The start of New Year’s Day, at midnight on January 1st, is heralded by fireworks, parties and special events, which are often televised. Very few people have to work on the day itself. For many it is a day of recovery from the New Year’s Eve celebrations the previous night. In some towns and cities, parades are held and special football games are played. The birth of the first baby in the New Year is often celebrated with gifts to his or her parents and appearances in local newspapers and on local news shows. Many people make New Year’s resolutions. These are usually promises to themselves that they will improve something in their own lives. Common New Year’s resolutions are to stop smoking or drinking alcohol, to lose weight, exercise more or to live a healthier lifestyle.
Martin Luther King Day, January 20th is a relatively new federal holiday and there are few long standing traditions. It is seen as a day to promote equal rights for all Americans, regardless of their background. Some educational establishments mark the day by teaching their pupils or students about the work of Martin Luther King and the struggle against racial segregation and racism. In recent years, federal legislation has encouraged Americans to give some of their time on this day as volunteers in citizen action groups.
Things you can do to celebrate this January!
- Make a list of resolutions to try to keep in the new year
- Share with your host family what you do for new years in your home country and when it is
- Eat food considered lucky to eat going into the New Year! In America, these include black eyed peas, cabbage, and pork.
- Listen to Martin Luther King Jr.’s famous “I have a dream” speech
Share your holiday traditions and customs with a student from a different country. This is a great way to expand your knowledge and understanding of how other countries celebrate.
On December 25th, over 2 billion people (over a third of the world’s population) will celebrate Christmas Day! People celebrate Christmas Day in many ways. It is often combined with customs from pre-Christian winter celebrations. Many people decorate their homes, visit family or friends and exchange gifts. In the days or even weeks before Christmas Day, many people decorate their homes and gardens with lights, Christmas trees and much more.

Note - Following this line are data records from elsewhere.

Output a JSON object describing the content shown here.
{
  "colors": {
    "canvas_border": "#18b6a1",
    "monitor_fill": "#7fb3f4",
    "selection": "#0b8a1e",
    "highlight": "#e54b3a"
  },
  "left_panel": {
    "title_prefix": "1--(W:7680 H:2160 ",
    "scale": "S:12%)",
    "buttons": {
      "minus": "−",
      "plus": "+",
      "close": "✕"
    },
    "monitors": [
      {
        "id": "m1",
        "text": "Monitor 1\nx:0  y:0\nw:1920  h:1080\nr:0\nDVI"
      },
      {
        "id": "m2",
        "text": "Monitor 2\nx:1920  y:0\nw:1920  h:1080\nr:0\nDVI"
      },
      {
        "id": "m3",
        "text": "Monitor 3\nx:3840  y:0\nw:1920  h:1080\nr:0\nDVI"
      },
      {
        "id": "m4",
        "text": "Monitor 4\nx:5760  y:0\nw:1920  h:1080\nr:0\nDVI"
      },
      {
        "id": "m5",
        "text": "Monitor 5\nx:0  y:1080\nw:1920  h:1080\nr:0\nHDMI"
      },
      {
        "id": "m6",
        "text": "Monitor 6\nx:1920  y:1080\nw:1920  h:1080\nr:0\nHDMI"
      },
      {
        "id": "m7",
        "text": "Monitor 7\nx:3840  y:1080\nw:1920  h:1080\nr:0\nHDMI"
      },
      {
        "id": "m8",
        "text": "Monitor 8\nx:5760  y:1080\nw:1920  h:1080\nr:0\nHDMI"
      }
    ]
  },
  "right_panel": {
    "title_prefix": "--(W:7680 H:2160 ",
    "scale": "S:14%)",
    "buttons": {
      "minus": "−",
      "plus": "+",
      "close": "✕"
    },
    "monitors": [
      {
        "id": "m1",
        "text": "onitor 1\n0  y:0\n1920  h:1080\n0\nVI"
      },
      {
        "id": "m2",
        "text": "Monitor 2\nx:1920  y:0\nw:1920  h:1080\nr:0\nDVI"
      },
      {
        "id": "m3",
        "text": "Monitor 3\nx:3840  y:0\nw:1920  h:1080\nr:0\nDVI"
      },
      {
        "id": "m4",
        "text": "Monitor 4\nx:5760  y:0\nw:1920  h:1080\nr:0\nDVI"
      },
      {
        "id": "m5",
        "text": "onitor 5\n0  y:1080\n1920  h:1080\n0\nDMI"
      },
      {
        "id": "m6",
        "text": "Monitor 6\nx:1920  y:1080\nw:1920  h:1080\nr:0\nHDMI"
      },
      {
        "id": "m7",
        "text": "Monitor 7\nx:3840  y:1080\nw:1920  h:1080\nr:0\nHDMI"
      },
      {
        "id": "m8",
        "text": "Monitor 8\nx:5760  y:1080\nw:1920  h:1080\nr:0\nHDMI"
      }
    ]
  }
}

It is common to organize a special meal, often consisting of turkey and a lot of other festive foods, for family or friends and exchange gifts with them. Children, in particular, often receive a lot of gifts from their parents and other relatives and the mythical figure Santa Claus. This has led to Christmas Day becoming an increasingly commercialized holiday, with a lot of families spending a large part of their income on gifts and food.
Many Sunday schools, churches and communities organize special events. These can include decorating the neighborhood or a shopping mall, putting up a Christmas tree and planning a Nativity display, concert or performance. A lot of plays and songs have an aspect of Christmas as a theme. Some groups arrange meals, shelter or charitable projects for people without a home or with very little money.
Things you can do to celebrate the holidays in America and share with an exchange visitor!
- Make a holiday decoration: paper snowflakes, green & red paper chain, or garland out of popcorn!
- Watch a holiday classic like Elf or How the Grinch Stole Christmas
- Send holiday cards to nursing homes or troops overseas to let them know they’re remembered at Christmas
- Visit outdoor displays of Christmas lights and decorations with a cup a hot chocolate and marshmallows
Learn more about cultural exchange and the benefits at http://saeglobal.org/Read More